Write the records out again exactly as they read, dropping any picture they hold.

[Component data from apps and pages]

== Segment start ==

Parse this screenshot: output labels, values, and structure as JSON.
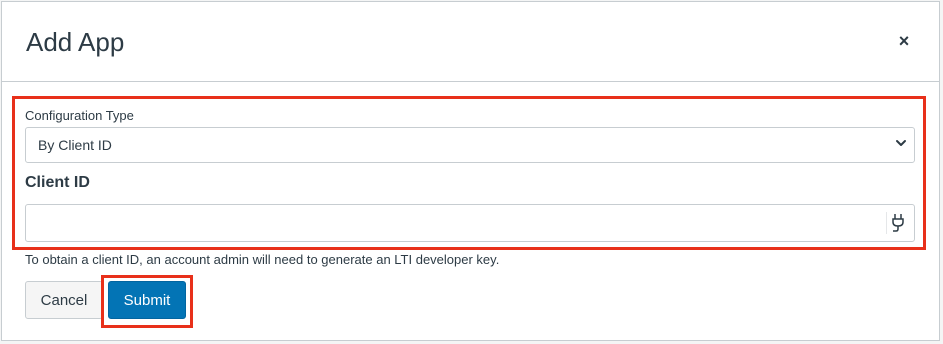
{
  "dialog": {
    "title": "Add App",
    "close_label": "×"
  },
  "form": {
    "config_type_label": "Configuration Type",
    "config_type_value": "By Client ID",
    "client_id_label": "Client ID",
    "client_id_value": "",
    "help_text": "To obtain a client ID, an account admin will need to generate an LTI developer key."
  },
  "actions": {
    "cancel_label": "Cancel",
    "submit_label": "Submit"
  },
  "colors": {
    "highlight": "#e8301a",
    "primary": "#0374b5",
    "text": "#2d3b45"
  },
  "icons": {
    "close": "close-icon",
    "chevron": "chevron-down-icon",
    "plug": "plug-icon"
  }
}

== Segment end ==

* [WRITTEN RESPONSE]:
Parse this screenshot: output labels, values, and structure as JSON.
{
  "dialog": {
    "title": "Add App",
    "close_label": "×"
  },
  "form": {
    "config_type_label": "Configuration Type",
    "config_type_value": "By Client ID",
    "client_id_label": "Client ID",
    "client_id_value": "",
    "help_text": "To obtain a client ID, an account admin will need to generate an LTI developer key."
  },
  "actions": {
    "cancel_label": "Cancel",
    "submit_label": "Submit"
  },
  "colors": {
    "highlight": "#e8301a",
    "primary": "#0374b5",
    "text": "#2d3b45"
  },
  "icons": {
    "close": "close-icon",
    "chevron": "chevron-down-icon",
    "plug": "plug-icon"
  }
}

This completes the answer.